All stories, yes, all stories, succeed or fail on their characters. Howard the Duck sucked so bad because, well, Howard the Duck sucked so bad. The Dark Knight succeeded because it had a tortured Batman and one of the greatest villains of all time, Heather Ledger’s Joker.

So, The-Youngest made himself a list of traits. (Interestingly enough, one trait was that the bad guy was good looking, while his good guy was ‘not good looking.’ Hmmmm. Interesting.

#5 When you write, use feeling words. It’s how we connect to the characters. We need to feel what they feel if we are to feel for them. Wait, does that make sense? It sounded good in my head, but whatever, think about how your character reacts to what happens. Not just physically, but emotionally. How does it affect them?

Annoyed. Scared. Disgusted.

He made a list.

#6 Use your senses. Smell. Taste. Sound. Sight. Touch.

This is to draw us into the world. A world with 5 senses becomes real. It becomes relatable. Now, I’m not sure he actually remembered this in his final draft, but it’s something to keep in mind when writing. Eating zombie flesh tastes yucky, right? Smells bad too, right? But how does it taste? How would it feel in your hands? What details are so totally gross that you can barely stand to look at it?

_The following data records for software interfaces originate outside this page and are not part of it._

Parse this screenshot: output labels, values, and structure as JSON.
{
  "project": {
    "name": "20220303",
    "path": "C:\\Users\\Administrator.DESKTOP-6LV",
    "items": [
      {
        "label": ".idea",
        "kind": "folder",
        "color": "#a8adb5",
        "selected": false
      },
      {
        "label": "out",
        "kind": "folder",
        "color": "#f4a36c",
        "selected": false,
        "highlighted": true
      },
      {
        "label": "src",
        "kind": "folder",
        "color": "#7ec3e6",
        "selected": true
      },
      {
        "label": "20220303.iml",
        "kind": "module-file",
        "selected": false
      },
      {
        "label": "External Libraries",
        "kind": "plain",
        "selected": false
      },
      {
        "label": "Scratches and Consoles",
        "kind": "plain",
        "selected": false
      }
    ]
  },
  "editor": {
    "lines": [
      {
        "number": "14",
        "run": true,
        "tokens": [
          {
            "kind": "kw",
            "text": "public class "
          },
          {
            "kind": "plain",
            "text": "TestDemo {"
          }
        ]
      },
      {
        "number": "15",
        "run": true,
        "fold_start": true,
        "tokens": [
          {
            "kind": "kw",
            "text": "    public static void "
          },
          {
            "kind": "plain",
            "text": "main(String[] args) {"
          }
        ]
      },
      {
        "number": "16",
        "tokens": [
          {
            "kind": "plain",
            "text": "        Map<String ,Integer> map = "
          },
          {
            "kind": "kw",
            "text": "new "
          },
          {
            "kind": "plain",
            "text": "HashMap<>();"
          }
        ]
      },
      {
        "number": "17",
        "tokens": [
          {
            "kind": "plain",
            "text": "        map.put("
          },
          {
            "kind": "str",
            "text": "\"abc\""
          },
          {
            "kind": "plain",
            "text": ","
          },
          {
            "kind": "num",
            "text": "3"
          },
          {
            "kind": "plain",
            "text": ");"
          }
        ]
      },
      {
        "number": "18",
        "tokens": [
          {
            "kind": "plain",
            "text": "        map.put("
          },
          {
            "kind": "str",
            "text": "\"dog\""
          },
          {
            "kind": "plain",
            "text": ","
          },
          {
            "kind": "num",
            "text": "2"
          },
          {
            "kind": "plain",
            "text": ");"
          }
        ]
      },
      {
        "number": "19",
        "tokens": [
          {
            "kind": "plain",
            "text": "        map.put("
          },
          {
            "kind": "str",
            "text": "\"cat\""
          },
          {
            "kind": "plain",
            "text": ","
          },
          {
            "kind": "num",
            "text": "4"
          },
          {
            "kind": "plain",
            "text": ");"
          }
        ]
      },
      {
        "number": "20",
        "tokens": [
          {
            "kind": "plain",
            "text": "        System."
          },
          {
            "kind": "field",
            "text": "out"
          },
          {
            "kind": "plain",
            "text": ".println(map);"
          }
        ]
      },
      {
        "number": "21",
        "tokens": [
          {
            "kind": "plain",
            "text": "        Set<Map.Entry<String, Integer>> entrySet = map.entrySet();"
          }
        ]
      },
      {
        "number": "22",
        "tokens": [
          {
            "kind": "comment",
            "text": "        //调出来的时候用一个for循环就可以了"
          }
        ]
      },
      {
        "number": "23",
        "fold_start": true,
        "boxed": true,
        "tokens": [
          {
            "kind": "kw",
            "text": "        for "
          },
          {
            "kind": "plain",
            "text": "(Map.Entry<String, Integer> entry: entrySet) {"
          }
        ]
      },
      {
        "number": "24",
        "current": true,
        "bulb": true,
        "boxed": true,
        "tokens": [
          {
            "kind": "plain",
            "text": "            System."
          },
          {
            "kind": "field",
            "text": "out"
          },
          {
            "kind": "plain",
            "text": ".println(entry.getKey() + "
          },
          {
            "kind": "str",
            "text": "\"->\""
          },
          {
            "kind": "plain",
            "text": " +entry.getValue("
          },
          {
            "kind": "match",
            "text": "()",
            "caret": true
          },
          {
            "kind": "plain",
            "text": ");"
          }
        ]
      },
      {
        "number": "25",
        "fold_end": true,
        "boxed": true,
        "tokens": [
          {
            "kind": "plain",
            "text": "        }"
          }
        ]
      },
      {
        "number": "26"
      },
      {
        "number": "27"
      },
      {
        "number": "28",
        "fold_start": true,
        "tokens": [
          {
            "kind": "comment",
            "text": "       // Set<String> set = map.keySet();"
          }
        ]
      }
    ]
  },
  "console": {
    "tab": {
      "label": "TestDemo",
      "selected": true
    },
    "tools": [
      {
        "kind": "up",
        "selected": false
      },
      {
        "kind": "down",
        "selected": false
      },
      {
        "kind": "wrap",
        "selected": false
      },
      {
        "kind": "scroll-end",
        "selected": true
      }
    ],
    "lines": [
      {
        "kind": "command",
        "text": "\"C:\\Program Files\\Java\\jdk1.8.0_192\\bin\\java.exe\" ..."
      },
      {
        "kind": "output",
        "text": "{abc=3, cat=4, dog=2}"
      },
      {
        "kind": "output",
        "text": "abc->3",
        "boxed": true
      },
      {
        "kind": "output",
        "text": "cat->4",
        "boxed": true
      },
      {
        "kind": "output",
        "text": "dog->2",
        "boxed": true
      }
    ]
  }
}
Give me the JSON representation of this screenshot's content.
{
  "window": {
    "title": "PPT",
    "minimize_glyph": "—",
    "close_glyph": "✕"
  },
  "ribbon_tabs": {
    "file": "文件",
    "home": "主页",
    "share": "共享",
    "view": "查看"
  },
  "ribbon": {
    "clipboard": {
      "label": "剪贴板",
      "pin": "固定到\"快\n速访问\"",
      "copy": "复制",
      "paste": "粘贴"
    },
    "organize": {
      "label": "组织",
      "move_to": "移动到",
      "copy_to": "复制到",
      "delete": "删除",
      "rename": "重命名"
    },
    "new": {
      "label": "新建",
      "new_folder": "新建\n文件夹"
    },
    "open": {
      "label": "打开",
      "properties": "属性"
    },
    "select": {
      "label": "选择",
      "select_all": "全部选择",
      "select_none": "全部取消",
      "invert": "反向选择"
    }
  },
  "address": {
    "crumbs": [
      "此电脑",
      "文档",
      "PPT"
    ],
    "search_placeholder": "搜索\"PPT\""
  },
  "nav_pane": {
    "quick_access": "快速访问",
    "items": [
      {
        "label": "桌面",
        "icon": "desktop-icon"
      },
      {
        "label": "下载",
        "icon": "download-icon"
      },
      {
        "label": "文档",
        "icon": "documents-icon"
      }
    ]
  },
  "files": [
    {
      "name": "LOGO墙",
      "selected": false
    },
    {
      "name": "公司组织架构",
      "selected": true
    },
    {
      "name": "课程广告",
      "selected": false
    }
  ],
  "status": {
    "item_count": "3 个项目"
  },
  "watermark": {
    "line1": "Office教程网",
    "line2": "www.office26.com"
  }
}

He may have forgotten about this one a bit. As do I.

#7 How does your story begin? How does it end?

I always know this, but I struggle with the middle. Still, as a learning tool, it’s vital. If you know where it starts, you can, uhm, you know, start, and if you know where the story is going, where it will end, you can throw things at the characters that prevent them from getting there. Until they do. The end.

#8 Then you write.

Seriously.

So he began with an idea.

What if someone hacked into his minecraft account and destroyed his valuable supply of diamonds, blocks of gold and stacks of ender pearls?

He worked on his characters, the good guys, Florence and Flo. He worked on his bad guys who had made a fatal mistake of leaving a small electronic trail F&F could follow and exact revenge.

He knew where he wanted to start, he used a few ‘feeling’ words, and he wrote a pretty damn good story.

It is here if you want to read it.

Nothing like a good minecraft story

Nothing like a good minecraft story

FLOYD AND FLORENCE’S MINECRAFT ADVENTURE

This is a story about how 2 cousins named Floyd and Florence helped the police capture Henry and Jerry. They are wanted all over canada for major robberies. Floyd is 15 and Florence is 12. Floyd is an expert minecrafter and Florence is a noob at the game. Florence is staying for the summer break at Floyds house.

 Floyd helped Florence make a tree house. Florence learned how to place a block, how to hit, how to move, how to mine and how to craft. Together they created a giant castle with a moat.They have 3 double chests full of diamond blocks. These are super hard to get.

One night when Floyd is out with Florence at mc donalds, SOMEONE BROKE IN TO Floyds back door and went straight after the computer. They put it in their bag and they left. Henry and Jerry (the bad guys) hacked into Floyds computer and got on their server. They destroyed Floyd and Florence’s castle but they accidently left a sign there saying where their campsite is on the server. Floyd and Florence were very upset at first but then remembered that they had a backup laptop hidden in the basement.

While Florence is asleep Floyd goes on to the backup computer and gets the server. He follows the sign Henry and Jerry put there and he finds their camp site and gets their stuff back. Floyd sets up a trap at the camp site so when they go in their big main shack it will blow up. The trap is also a virus. It tells the police where they live.

When the police get to Henry and Jerry’s they arrest them. They find $3,000,000 worth of stolen things. Floyd and Florence get rewarded $1,000,000 and really good laptops. Floyd and Florence bought a lot of NERF GUNS and video games. Their parents let them play Minecraft any time they wanted.

the end

I was so proud of him. The ending even made me laugh.

It’s amazing what your children can teach you. In this case, it was to remember, at the end of the day, a story is pretty simple (and writing one can even be fun!)